**WORK REQUIRED**
Among the lines of the records below, copy those that hold the word "Password".

**MATERIAL PROVIDED**

-------

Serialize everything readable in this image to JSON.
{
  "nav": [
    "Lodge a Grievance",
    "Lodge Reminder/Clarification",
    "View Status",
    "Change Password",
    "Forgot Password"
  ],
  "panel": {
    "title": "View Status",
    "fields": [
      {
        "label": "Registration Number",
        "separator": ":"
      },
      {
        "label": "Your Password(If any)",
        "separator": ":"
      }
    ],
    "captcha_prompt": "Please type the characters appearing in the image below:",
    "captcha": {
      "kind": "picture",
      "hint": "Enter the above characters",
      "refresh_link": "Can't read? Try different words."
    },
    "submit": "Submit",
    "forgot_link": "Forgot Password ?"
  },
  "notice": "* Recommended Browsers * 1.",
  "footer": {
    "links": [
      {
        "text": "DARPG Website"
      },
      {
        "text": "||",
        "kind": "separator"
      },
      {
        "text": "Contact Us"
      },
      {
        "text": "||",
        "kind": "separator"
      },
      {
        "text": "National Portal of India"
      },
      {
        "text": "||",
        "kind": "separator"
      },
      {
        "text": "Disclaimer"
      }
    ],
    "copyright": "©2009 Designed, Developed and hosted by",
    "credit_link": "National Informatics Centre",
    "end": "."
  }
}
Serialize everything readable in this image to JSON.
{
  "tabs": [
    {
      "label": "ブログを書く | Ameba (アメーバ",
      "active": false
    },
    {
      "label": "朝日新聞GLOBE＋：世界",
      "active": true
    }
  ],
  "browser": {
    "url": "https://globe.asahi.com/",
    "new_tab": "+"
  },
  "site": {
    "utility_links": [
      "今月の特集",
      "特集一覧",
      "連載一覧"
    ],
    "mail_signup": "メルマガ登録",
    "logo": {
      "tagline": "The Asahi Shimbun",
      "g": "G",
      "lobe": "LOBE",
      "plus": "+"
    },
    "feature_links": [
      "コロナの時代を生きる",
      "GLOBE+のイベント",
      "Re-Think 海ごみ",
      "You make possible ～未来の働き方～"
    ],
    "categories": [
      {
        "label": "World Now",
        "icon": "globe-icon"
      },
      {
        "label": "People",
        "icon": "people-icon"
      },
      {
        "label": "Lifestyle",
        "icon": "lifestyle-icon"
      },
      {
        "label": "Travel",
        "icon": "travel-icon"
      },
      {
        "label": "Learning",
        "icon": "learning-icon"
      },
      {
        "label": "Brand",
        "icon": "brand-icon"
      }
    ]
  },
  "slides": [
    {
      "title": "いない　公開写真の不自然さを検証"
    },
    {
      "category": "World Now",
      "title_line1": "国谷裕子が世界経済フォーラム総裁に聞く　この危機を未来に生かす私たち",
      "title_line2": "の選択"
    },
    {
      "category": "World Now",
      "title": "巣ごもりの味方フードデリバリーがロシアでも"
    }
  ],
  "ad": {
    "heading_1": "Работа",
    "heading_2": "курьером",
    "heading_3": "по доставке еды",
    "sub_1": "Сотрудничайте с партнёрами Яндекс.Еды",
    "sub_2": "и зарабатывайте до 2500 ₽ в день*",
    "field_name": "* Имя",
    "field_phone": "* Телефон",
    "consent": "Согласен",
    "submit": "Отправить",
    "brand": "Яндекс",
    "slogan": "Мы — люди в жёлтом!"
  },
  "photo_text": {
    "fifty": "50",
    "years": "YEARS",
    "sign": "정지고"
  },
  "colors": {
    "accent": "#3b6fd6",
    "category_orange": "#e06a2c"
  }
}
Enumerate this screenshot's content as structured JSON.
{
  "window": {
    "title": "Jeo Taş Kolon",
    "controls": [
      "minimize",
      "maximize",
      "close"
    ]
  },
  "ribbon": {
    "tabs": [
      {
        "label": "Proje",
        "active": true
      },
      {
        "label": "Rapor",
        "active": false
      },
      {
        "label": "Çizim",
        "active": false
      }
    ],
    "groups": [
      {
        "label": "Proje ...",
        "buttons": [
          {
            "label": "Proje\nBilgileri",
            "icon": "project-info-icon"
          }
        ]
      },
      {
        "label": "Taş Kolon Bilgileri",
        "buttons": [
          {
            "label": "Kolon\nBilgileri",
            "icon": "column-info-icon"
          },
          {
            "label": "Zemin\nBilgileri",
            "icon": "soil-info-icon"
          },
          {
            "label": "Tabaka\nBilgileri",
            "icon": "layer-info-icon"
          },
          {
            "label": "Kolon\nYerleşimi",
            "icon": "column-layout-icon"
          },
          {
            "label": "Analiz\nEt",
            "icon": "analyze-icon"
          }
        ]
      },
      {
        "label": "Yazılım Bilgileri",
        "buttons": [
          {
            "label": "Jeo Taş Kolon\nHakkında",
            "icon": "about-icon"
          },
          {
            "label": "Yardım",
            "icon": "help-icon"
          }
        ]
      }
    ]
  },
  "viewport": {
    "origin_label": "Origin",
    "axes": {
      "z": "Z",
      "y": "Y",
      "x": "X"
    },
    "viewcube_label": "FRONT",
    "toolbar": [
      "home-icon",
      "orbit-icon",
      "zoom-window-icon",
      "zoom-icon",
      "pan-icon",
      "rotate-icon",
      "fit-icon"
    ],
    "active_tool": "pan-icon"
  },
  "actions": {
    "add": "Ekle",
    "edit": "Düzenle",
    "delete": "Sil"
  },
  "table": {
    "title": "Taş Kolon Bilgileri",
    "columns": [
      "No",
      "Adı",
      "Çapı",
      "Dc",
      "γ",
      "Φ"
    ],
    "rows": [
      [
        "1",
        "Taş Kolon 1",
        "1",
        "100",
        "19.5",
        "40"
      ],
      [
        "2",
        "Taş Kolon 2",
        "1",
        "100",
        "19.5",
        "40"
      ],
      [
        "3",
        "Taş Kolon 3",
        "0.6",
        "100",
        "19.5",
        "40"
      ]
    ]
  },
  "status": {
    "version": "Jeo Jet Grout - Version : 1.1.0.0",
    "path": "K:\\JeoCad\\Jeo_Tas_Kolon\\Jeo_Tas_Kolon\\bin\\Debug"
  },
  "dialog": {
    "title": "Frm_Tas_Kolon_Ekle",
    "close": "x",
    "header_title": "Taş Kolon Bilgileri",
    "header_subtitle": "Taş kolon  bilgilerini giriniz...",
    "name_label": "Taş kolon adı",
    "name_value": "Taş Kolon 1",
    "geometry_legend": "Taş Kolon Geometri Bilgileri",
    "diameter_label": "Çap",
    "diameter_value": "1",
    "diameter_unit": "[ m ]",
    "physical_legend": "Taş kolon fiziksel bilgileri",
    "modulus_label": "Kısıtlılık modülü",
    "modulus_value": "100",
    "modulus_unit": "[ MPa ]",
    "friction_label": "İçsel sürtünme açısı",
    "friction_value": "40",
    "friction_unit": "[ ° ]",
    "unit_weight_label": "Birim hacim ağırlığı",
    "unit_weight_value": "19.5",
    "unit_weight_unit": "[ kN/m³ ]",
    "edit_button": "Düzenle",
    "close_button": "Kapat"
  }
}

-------

**EXERCISE RESULT**
    "Change Password",
    "Forgot Password"
        "label": "Your Password(If any)",
    "forgot_link": "Forgot Password ?"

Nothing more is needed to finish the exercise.